◆ WHAT YOU NEED TO DO:
From the line containing "Serialize everything readable" through the end of the entries, please repeat every line exactly and nothing more; the pictures do not belong in the copy.

◆ RECORD EXTRACTS:
════

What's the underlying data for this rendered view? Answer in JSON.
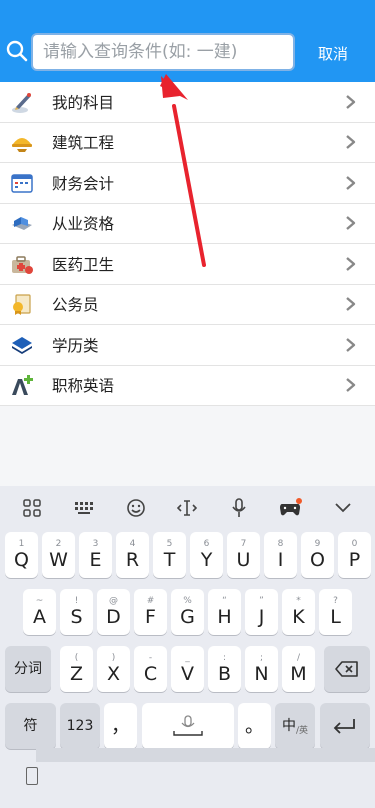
{
  "search": {
    "placeholder": "请输入查询条件(如: 一建)",
    "cancel_label": "取消"
  },
  "categories": [
    {
      "label": "我的科目",
      "icon": "pen-icon"
    },
    {
      "label": "建筑工程",
      "icon": "hardhat-icon"
    },
    {
      "label": "财务会计",
      "icon": "calendar-icon"
    },
    {
      "label": "从业资格",
      "icon": "cube-icon"
    },
    {
      "label": "医药卫生",
      "icon": "medkit-icon"
    },
    {
      "label": "公务员",
      "icon": "certificate-icon"
    },
    {
      "label": "学历类",
      "icon": "layers-icon"
    },
    {
      "label": "职称英语",
      "icon": "letter-a-plus-icon"
    }
  ],
  "keyboard": {
    "row1": [
      {
        "sub": "1",
        "main": "Q"
      },
      {
        "sub": "2",
        "main": "W"
      },
      {
        "sub": "3",
        "main": "E"
      },
      {
        "sub": "4",
        "main": "R"
      },
      {
        "sub": "5",
        "main": "T"
      },
      {
        "sub": "6",
        "main": "Y"
      },
      {
        "sub": "7",
        "main": "U"
      },
      {
        "sub": "8",
        "main": "I"
      },
      {
        "sub": "9",
        "main": "O"
      },
      {
        "sub": "0",
        "main": "P"
      }
    ],
    "row2": [
      {
        "sub": "~",
        "main": "A"
      },
      {
        "sub": "!",
        "main": "S"
      },
      {
        "sub": "@",
        "main": "D"
      },
      {
        "sub": "#",
        "main": "F"
      },
      {
        "sub": "%",
        "main": "G"
      },
      {
        "sub": "“",
        "main": "H"
      },
      {
        "sub": "”",
        "main": "J"
      },
      {
        "sub": "*",
        "main": "K"
      },
      {
        "sub": "?",
        "main": "L"
      }
    ],
    "row3": [
      {
        "sub": "(",
        "main": "Z"
      },
      {
        "sub": ")",
        "main": "X"
      },
      {
        "sub": "-",
        "main": "C"
      },
      {
        "sub": "_",
        "main": "V"
      },
      {
        "sub": ":",
        "main": "B"
      },
      {
        "sub": ";",
        "main": "N"
      },
      {
        "sub": "/",
        "main": "M"
      }
    ],
    "segment_label": "分词",
    "symbol_label": "符",
    "numbers_label": "123",
    "comma_label": "，",
    "period_label": "。",
    "lang_label": "中",
    "lang_sub_label": "/英"
  }
}
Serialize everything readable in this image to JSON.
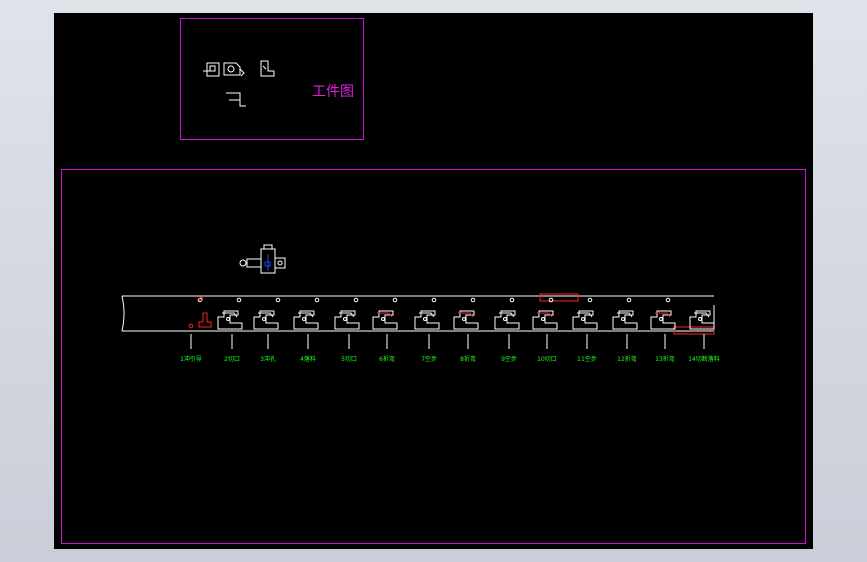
{
  "workpiece_label": "工件图",
  "stations": [
    "1冲引导",
    "2切口",
    "3冲孔",
    "4落料",
    "5切口",
    "6折弯",
    "7空步",
    "8折弯",
    "9空步",
    "10切口",
    "11空步",
    "12折弯",
    "13折弯",
    "14切断落料"
  ],
  "colors": {
    "frame": "#d010d0",
    "strip": "#ffffff",
    "cut": "#ff2020",
    "label": "#20ff20",
    "marker": "#2040ff"
  }
}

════

◆ EXERCISE ANSWER:
Serialize everything readable in this image to JSON.
{
  "workpiece_label": "工件图",
  "stations": [
    "1冲引导",
    "2切口",
    "3冲孔",
    "4落料",
    "5切口",
    "6折弯",
    "7空步",
    "8折弯",
    "9空步",
    "10切口",
    "11空步",
    "12折弯",
    "13折弯",
    "14切断落料"
  ],
  "colors": {
    "frame": "#d010d0",
    "strip": "#ffffff",
    "cut": "#ff2020",
    "label": "#20ff20",
    "marker": "#2040ff"
  }
}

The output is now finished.